Friday, January 20, 2012

Life on the Stage

I don't read a lot of non-fiction, but I am sometimes attracted to biographies about people I find intriguing. That was the case with Julie Salamon's Wendy and the Lost Boys:The Uncommon Life of Wendy Wasserstein. I admire Wasserstein's plays, especially her Pulitzer and Tony winning “The Heidi Chronicles”, but what really piqued my interest was an essay she wrote for The New Yorker describing how, at the age of forty-eight, she underwent in vitro fertilization and gave birth (three months prematurely) to her daughter Lucy Jane. It was written in such an honest and open way that I felt as if I knew her. And I was shocked when just seven years later she died of lymphoma.

Salaman traces Wasserstein's life from her comfortable childhood in Brooklyn and Manhattan, through her years at Mount Holyoke and Yale Drama School, to her successes and failures in the theater and in her personal life. She was a larger than life character, a mainstay of the New York theater community, a woman with a huge network of devoted friends. And yet it is clear from Salamon's account that although many friends thought they knew her well, each knew only a piece of Wendy.

The characters in her plays were often conflicted and insecure, trying to please their families, find their soul mates, achieve their ambitions – all with a bracing sense of humor. Clearly they reflected Wasserstein's own psyche. Salamon's biography captures the many facets of this complex women.

Friday, January 6, 2012

Three From a Master

Anita Desai has been an acclaimed fiction writer for nearly fifty years, and I'm embarrassed to say that the only Desai book I have ever read is by her daughter Kiran (“The Inheritance of Loss”). So her latest book of three novellas – The Artist of Disappearance – seemed a good place to start.
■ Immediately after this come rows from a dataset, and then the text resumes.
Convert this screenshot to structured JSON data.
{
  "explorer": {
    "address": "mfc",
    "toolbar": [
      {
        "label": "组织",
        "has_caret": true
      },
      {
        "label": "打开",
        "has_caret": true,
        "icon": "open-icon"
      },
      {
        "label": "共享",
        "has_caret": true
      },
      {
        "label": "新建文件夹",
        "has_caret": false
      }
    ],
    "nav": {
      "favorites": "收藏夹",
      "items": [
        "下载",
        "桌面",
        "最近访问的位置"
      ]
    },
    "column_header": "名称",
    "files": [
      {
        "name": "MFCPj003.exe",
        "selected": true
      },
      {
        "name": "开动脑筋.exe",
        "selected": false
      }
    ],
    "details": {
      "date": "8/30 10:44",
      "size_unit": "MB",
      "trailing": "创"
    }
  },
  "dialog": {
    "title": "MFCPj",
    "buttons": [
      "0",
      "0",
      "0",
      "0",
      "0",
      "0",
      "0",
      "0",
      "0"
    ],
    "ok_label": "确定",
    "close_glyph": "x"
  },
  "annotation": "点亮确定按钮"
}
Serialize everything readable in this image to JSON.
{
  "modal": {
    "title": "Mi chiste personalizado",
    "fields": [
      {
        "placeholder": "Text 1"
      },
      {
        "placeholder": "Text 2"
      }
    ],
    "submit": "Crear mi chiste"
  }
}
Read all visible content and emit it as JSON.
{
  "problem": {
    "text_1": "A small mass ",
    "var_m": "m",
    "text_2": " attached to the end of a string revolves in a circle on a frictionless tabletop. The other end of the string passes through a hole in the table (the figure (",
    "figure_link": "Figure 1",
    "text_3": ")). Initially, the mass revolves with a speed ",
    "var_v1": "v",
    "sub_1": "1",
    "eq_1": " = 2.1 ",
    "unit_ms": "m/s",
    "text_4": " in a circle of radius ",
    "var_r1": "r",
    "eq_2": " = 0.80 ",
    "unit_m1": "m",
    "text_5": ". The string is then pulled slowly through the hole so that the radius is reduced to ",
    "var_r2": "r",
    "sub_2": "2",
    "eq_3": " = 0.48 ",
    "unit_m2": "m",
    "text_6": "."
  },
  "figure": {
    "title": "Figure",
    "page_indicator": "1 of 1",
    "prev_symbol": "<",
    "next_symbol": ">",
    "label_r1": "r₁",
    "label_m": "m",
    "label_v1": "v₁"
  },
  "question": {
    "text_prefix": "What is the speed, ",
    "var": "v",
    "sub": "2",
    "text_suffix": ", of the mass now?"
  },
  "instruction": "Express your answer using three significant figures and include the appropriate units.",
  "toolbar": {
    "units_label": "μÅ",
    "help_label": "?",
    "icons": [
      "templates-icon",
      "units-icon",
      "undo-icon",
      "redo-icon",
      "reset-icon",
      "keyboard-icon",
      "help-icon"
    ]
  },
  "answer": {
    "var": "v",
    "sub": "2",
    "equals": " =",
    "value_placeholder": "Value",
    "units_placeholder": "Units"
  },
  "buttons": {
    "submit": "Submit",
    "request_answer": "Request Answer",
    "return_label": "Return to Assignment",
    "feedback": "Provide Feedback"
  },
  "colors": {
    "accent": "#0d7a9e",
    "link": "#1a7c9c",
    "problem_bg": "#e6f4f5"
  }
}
The three stories, all set in India, have no characters or settings in common, but they deal in different ways with the same theme – the survival of art in a world where traditional and modern cultures clash. In each story a member of the modern community is exposed to art (and in two cases an artist) from a more rural or traditional milieu, and is forced to make decisions about its fate.

Desai lets these stories unfold slowly, painting the fascinating landscapes of rural India as she subtly fills in her characters' complexities. I liked all three stories but I was especially moved by “Translator Translated” in which a mediocre university professor finds new richness in her life when she translates a work by an obscure author she admires, but then must face the consequences when her ambition distorts her judgment.

Desai asks hard questions and gives no simple answers. Her prose is lucid, understated and a pleasure to read.